> [PROVIDED MATERIAL]:
###

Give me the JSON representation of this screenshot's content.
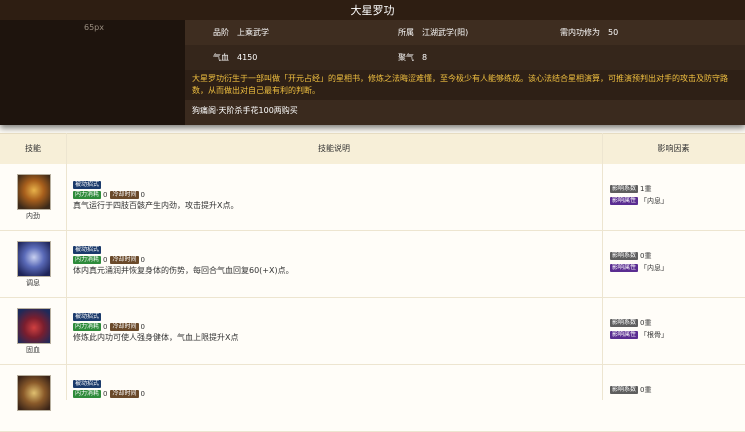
{
  "skill": {
    "name": "大星罗功",
    "image_placeholder": "65px",
    "grade_label": "品阶",
    "grade": "上乘武学",
    "school_label": "所属",
    "school": "江湖武学(阳)",
    "req_label": "需内功修为",
    "req": "50",
    "hp_label": "气血",
    "hp": "4150",
    "qi_label": "聚气",
    "qi": "8",
    "description": "大星罗功衍生于一部叫做「开元占经」的星相书，修炼之法晦涩难懂，至今极少有人能够练成。该心法结合星相演算，可推演预判出对手的攻击及防守路数，从而做出对自己最有利的判断。",
    "source": "狗痛阁·天阶杀手花100两购买"
  },
  "table": {
    "headers": [
      "技能",
      "技能说明",
      "影响因素"
    ],
    "rows": [
      {
        "icon": "meditating-figure-icon",
        "name": "内劲",
        "tag_type": "被动招式",
        "tag_neili": "内力消耗",
        "neili": "0",
        "tag_cd": "冷却时间",
        "cd": "0",
        "text": "真气运行于四肢百骸产生内劲，攻击提升X点。",
        "tag_lv": "影响系数",
        "lv": "1重",
        "tag_attr": "影响属性",
        "attr": "「内息」"
      },
      {
        "icon": "seated-meditation-icon",
        "name": "调息",
        "tag_type": "被动招式",
        "tag_neili": "内力消耗",
        "neili": "0",
        "tag_cd": "冷却时间",
        "cd": "0",
        "text": "体内真元涌润并恢复身体的伤势，每回合气血回复60(+X)点。",
        "tag_lv": "影响系数",
        "lv": "0重",
        "tag_attr": "影响属性",
        "attr": "「内息」"
      },
      {
        "icon": "blood-heart-icon",
        "name": "固血",
        "tag_type": "被动招式",
        "tag_neili": "内力消耗",
        "neili": "0",
        "tag_cd": "冷却时间",
        "cd": "0",
        "text": "修炼此内功可使人强身健体，气血上限提升X点",
        "tag_lv": "影响系数",
        "lv": "0重",
        "tag_attr": "影响属性",
        "attr": "「根骨」"
      },
      {
        "icon": "swirl-wave-icon",
        "name": "",
        "tag_type": "被动招式",
        "tag_neili": "内力消耗",
        "neili": "0",
        "tag_cd": "冷却时间",
        "cd": "0",
        "text": "",
        "tag_lv": "影响系数",
        "lv": "0重",
        "tag_attr": "",
        "attr": ""
      }
    ]
  }
}
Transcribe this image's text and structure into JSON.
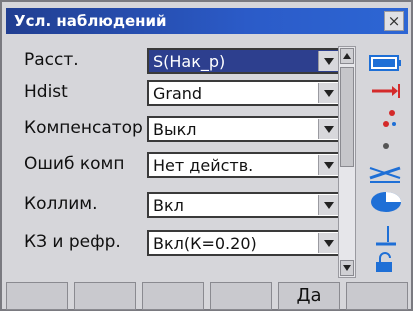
{
  "window": {
    "title": "Усл. наблюдений",
    "close_label": "×"
  },
  "settings": [
    {
      "label": "Расст.",
      "value": "S(Нак_р)"
    },
    {
      "label": "Hdist",
      "value": "Grand"
    },
    {
      "label": "Компенсатор",
      "value": "Выкл"
    },
    {
      "label": "Ошиб комп",
      "value": "Нет действ."
    },
    {
      "label": "Коллим.",
      "value": "Вкл"
    },
    {
      "label": "КЗ и рефр.",
      "value": "Вкл(К=0.20)"
    }
  ],
  "side_icons": [
    "battery-icon",
    "target-mode-icon",
    "edm-icon",
    "dot-icon",
    "tilt-icon",
    "disk-icon",
    "level-icon",
    "lock-icon"
  ],
  "softkeys": [
    "",
    "",
    "",
    "",
    "Да",
    ""
  ],
  "colors": {
    "title_bar": "#2b5bc8",
    "selected_field": "#2d3f8e",
    "icon_blue": "#1e6fd6",
    "icon_red": "#d42a2a"
  }
}
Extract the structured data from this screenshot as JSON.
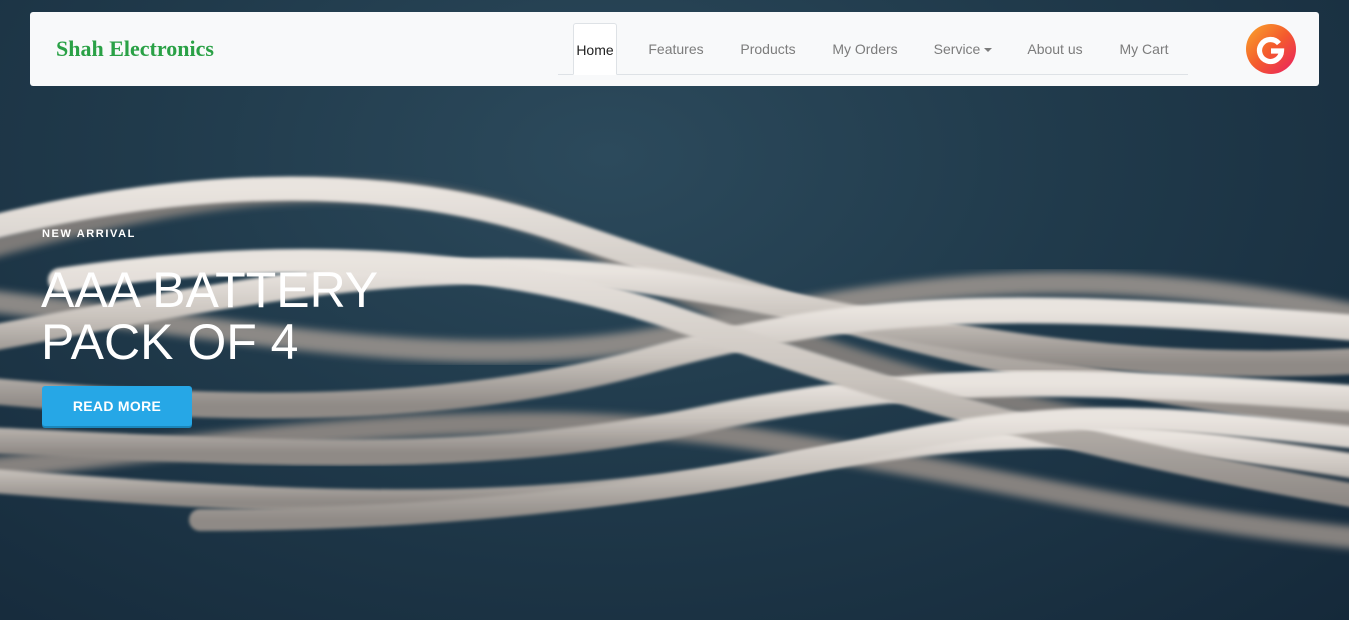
{
  "navbar": {
    "brand": "Shah Electronics",
    "items": [
      {
        "label": "Home",
        "active": true
      },
      {
        "label": "Features"
      },
      {
        "label": "Products"
      },
      {
        "label": "My Orders"
      },
      {
        "label": "Service",
        "dropdown": true
      },
      {
        "label": "About us"
      },
      {
        "label": "My Cart"
      }
    ],
    "logo_icon": "google-g-icon"
  },
  "hero": {
    "eyebrow": "NEW ARRIVAL",
    "title_line1": "AAA BATTERY",
    "title_line2": "PACK OF 4",
    "button_label": "READ MORE",
    "background_image": "twisted-white-cables"
  },
  "colors": {
    "brand_green": "#2aa146",
    "button_blue": "#26a7e6",
    "hero_background": "#1c3444",
    "navbar_background": "#f8f9fa"
  }
}
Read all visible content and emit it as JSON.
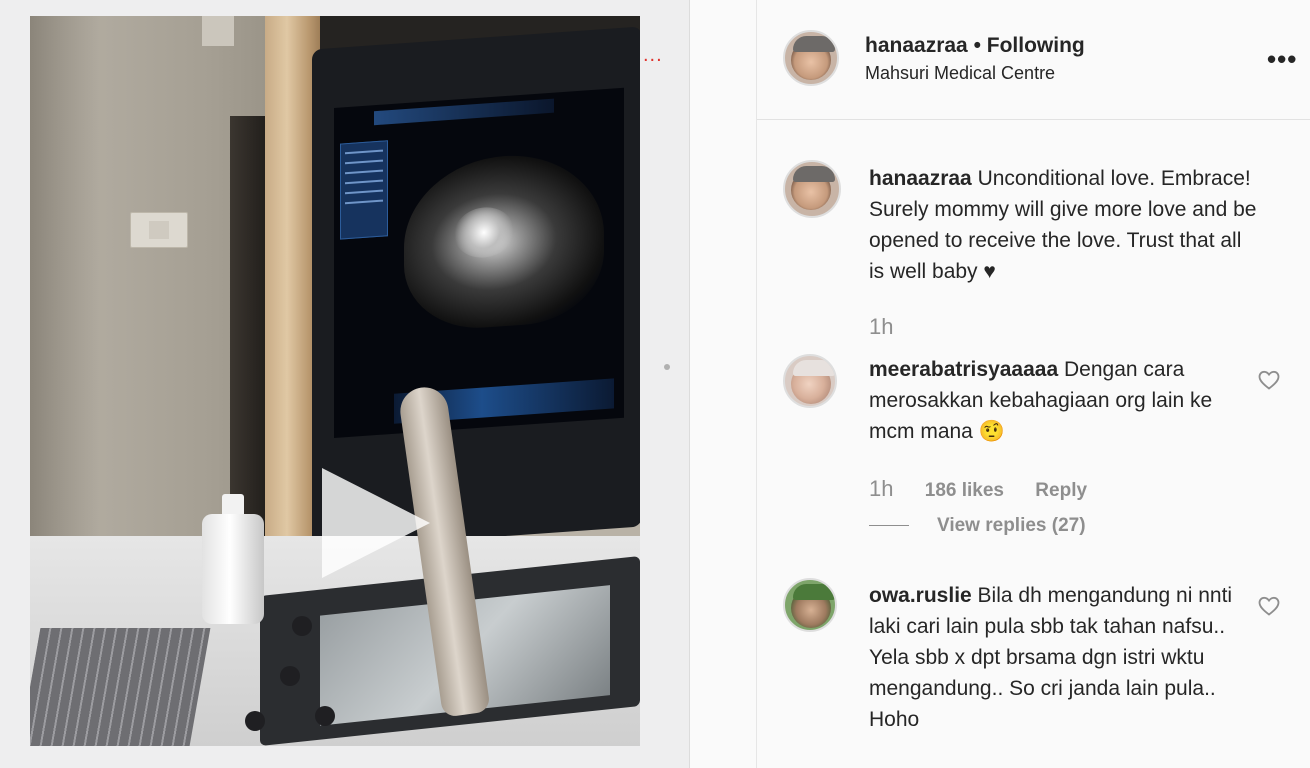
{
  "post": {
    "author": "hanaazraa",
    "separator": "•",
    "follow_status": "Following",
    "location": "Mahsuri Medical Centre",
    "more_icon": "more-horizontal-icon"
  },
  "caption": {
    "username": "hanaazraa",
    "text": "Unconditional love. Embrace! Surely mommy will give more love and be opened to receive the love. Trust that all is well baby ♥",
    "time": "1h"
  },
  "comments": [
    {
      "username": "meerabatrisyaaaaa",
      "text": "Dengan cara merosakkan kebahagiaan org lain ke mcm mana 🤨",
      "time": "1h",
      "likes": "186 likes",
      "reply_label": "Reply",
      "view_replies": "View replies (27)"
    },
    {
      "username": "owa.ruslie",
      "text": "Bila dh mengandung ni nnti laki cari lain pula sbb tak tahan nafsu.. Yela sbb x dpt brsama dgn istri wktu mengandung.. So cri janda lain pula.. Hoho"
    }
  ],
  "media": {
    "type": "video",
    "dots": "..."
  },
  "colors": {
    "text": "#262626",
    "muted": "#8e8e8e",
    "border": "#e2e2e2"
  }
}
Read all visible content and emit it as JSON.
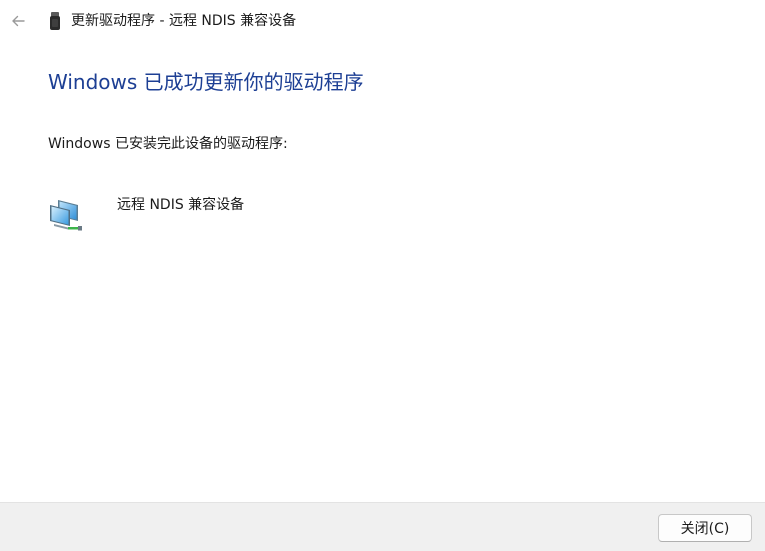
{
  "window": {
    "title": "更新驱动程序 - 远程 NDIS 兼容设备"
  },
  "main": {
    "heading": "Windows 已成功更新你的驱动程序",
    "description": "Windows 已安装完此设备的驱动程序:",
    "device_name": "远程 NDIS 兼容设备"
  },
  "footer": {
    "close_label": "关闭(C)"
  },
  "icons": {
    "back": "back-arrow-icon",
    "title": "usb-device-icon",
    "device": "network-adapter-icon"
  },
  "colors": {
    "heading": "#1d3f94",
    "footer_bg": "#f0f0f0"
  }
}
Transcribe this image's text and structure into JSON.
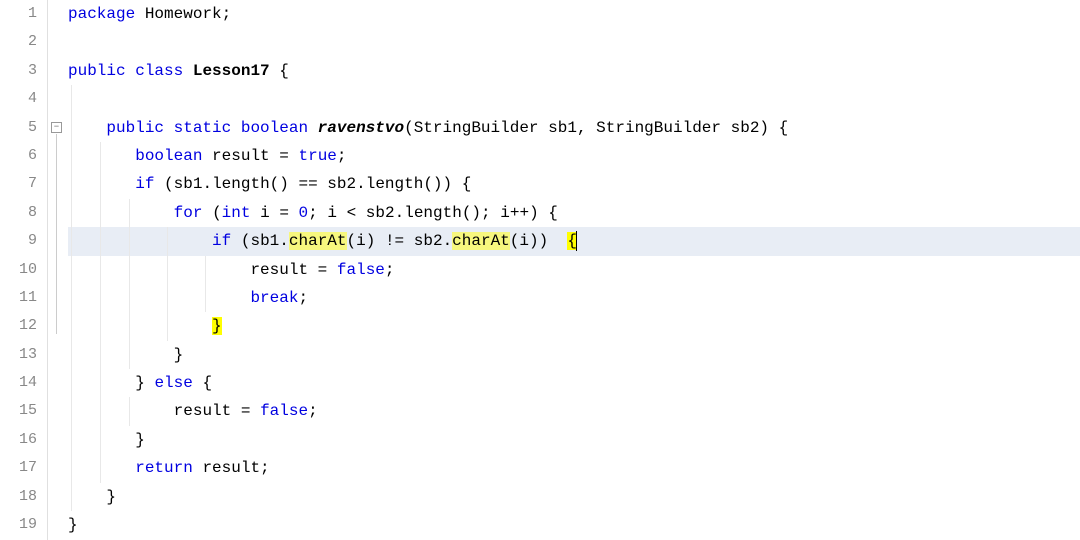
{
  "lineNumbers": [
    "1",
    "2",
    "3",
    "4",
    "5",
    "6",
    "7",
    "8",
    "9",
    "10",
    "11",
    "12",
    "13",
    "14",
    "15",
    "16",
    "17",
    "18",
    "19"
  ],
  "code": {
    "l1": {
      "kw_package": "package",
      "pkg": "Homework",
      "semi": ";"
    },
    "l3": {
      "kw_public": "public",
      "kw_class": "class",
      "classname": "Lesson17",
      "brace": "{"
    },
    "l5": {
      "kw_public": "public",
      "kw_static": "static",
      "kw_bool": "boolean",
      "method": "ravenstvo",
      "lp": "(",
      "t1": "StringBuilder",
      "p1": "sb1",
      "c": ",",
      "t2": "StringBuilder",
      "p2": "sb2",
      "rp": ")",
      "brace": "{"
    },
    "l6": {
      "kw_bool": "boolean",
      "var": "result",
      "eq": "=",
      "val": "true",
      "semi": ";"
    },
    "l7": {
      "kw_if": "if",
      "lp": "(",
      "a": "sb1",
      "dot1": ".",
      "m1": "length",
      "p1": "()",
      "op": "==",
      "b": "sb2",
      "dot2": ".",
      "m2": "length",
      "p2": "()",
      "rp": ")",
      "brace": "{"
    },
    "l8": {
      "kw_for": "for",
      "lp": "(",
      "t": "int",
      "v": "i",
      "eq": "=",
      "z": "0",
      "s1": ";",
      "v2": "i",
      "lt": "<",
      "b": "sb2",
      "dot": ".",
      "m": "length",
      "p": "()",
      "s2": ";",
      "v3": "i",
      "inc": "++",
      "rp": ")",
      "brace": "{"
    },
    "l9": {
      "kw_if": "if",
      "lp": "(",
      "a": "sb1",
      "d1": ".",
      "m1": "charAt",
      "lp1": "(",
      "i1": "i",
      "rp1": ")",
      "ne": "!=",
      "b": "sb2",
      "d2": ".",
      "m2": "charAt",
      "lp2": "(",
      "i2": "i",
      "rp2": ")",
      "rp": ")",
      "brace": "{"
    },
    "l10": {
      "var": "result",
      "eq": "=",
      "val": "false",
      "semi": ";"
    },
    "l11": {
      "kw_break": "break",
      "semi": ";"
    },
    "l12": {
      "brace": "}"
    },
    "l13": {
      "brace": "}"
    },
    "l14": {
      "brace1": "}",
      "kw_else": "else",
      "brace2": "{"
    },
    "l15": {
      "var": "result",
      "eq": "=",
      "val": "false",
      "semi": ";"
    },
    "l16": {
      "brace": "}"
    },
    "l17": {
      "kw_return": "return",
      "var": "result",
      "semi": ";"
    },
    "l18": {
      "brace": "}"
    },
    "l19": {
      "brace": "}"
    }
  },
  "activeLine": 9,
  "highlights": {
    "charAt1": "charAt",
    "charAt2": "charAt",
    "openBrace": "{",
    "closeBrace": "}"
  }
}
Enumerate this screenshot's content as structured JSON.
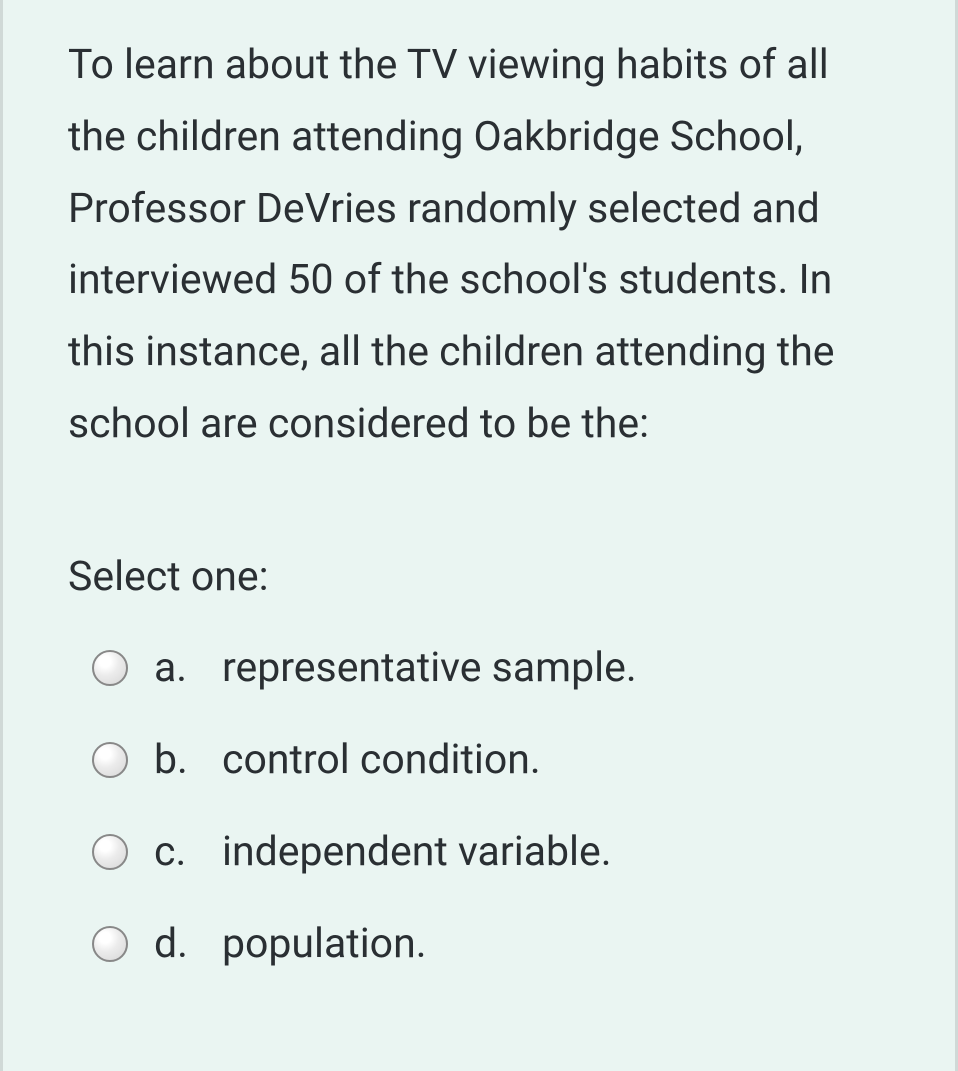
{
  "question": {
    "text": "To learn about the TV viewing habits of all the children attending Oakbridge School, Professor DeVries randomly selected and interviewed 50 of the school's students. In this instance, all the children attending the school are considered to be the:",
    "prompt": "Select one:",
    "options": [
      {
        "letter": "a.",
        "text": "representative sample."
      },
      {
        "letter": "b.",
        "text": "control condition."
      },
      {
        "letter": "c.",
        "text": "independent variable."
      },
      {
        "letter": "d.",
        "text": "population."
      }
    ]
  }
}
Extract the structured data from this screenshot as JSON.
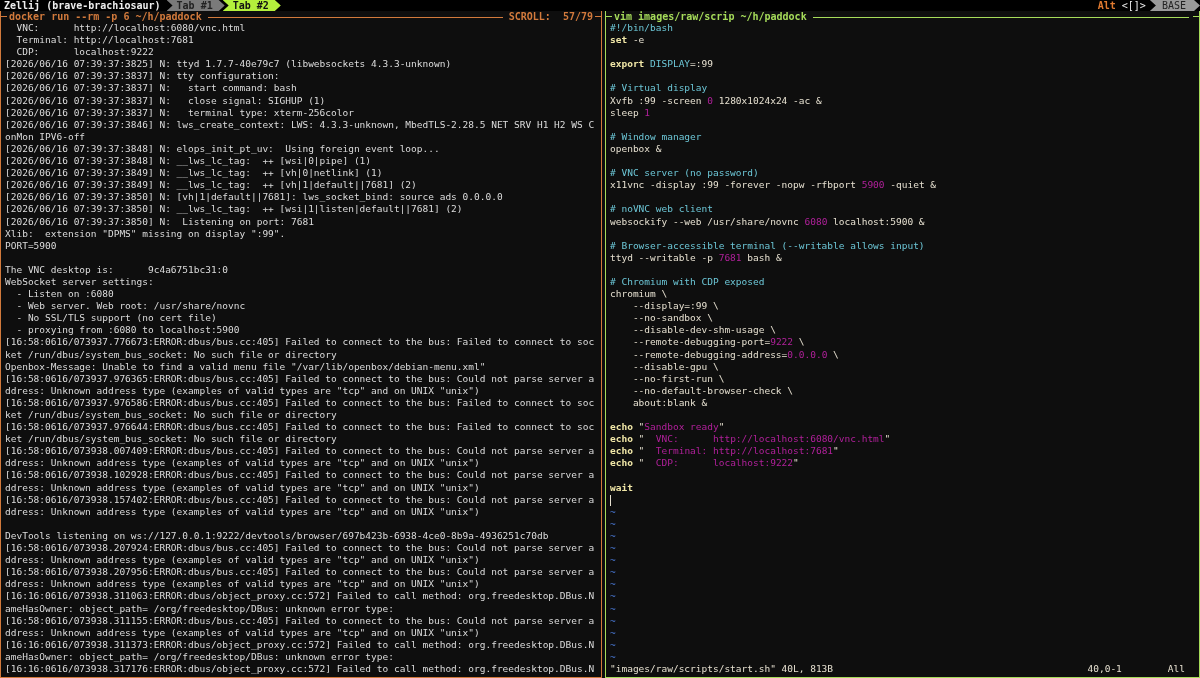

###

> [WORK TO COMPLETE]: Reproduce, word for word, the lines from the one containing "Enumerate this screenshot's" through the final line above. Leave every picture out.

> [OUTPUT FOR THIS EXERCISE]:
Enumerate this screenshot's content as structured JSON.
{
  "question": {
    "text": "To learn about the TV viewing habits of all the children attending Oakbridge School, Professor DeVries randomly selected and interviewed 50 of the school's students. In this instance, all the children attending the school are considered to be the:",
    "prompt": "Select one:",
    "options": [
      {
        "letter": "a.",
        "text": "representative sample."
      },
      {
        "letter": "b.",
        "text": "control condition."
      },
      {
        "letter": "c.",
        "text": "independent variable."
      },
      {
        "letter": "d.",
        "text": "population."
      }
    ]
  }
}
Extract the structured data from this screenshot as JSON.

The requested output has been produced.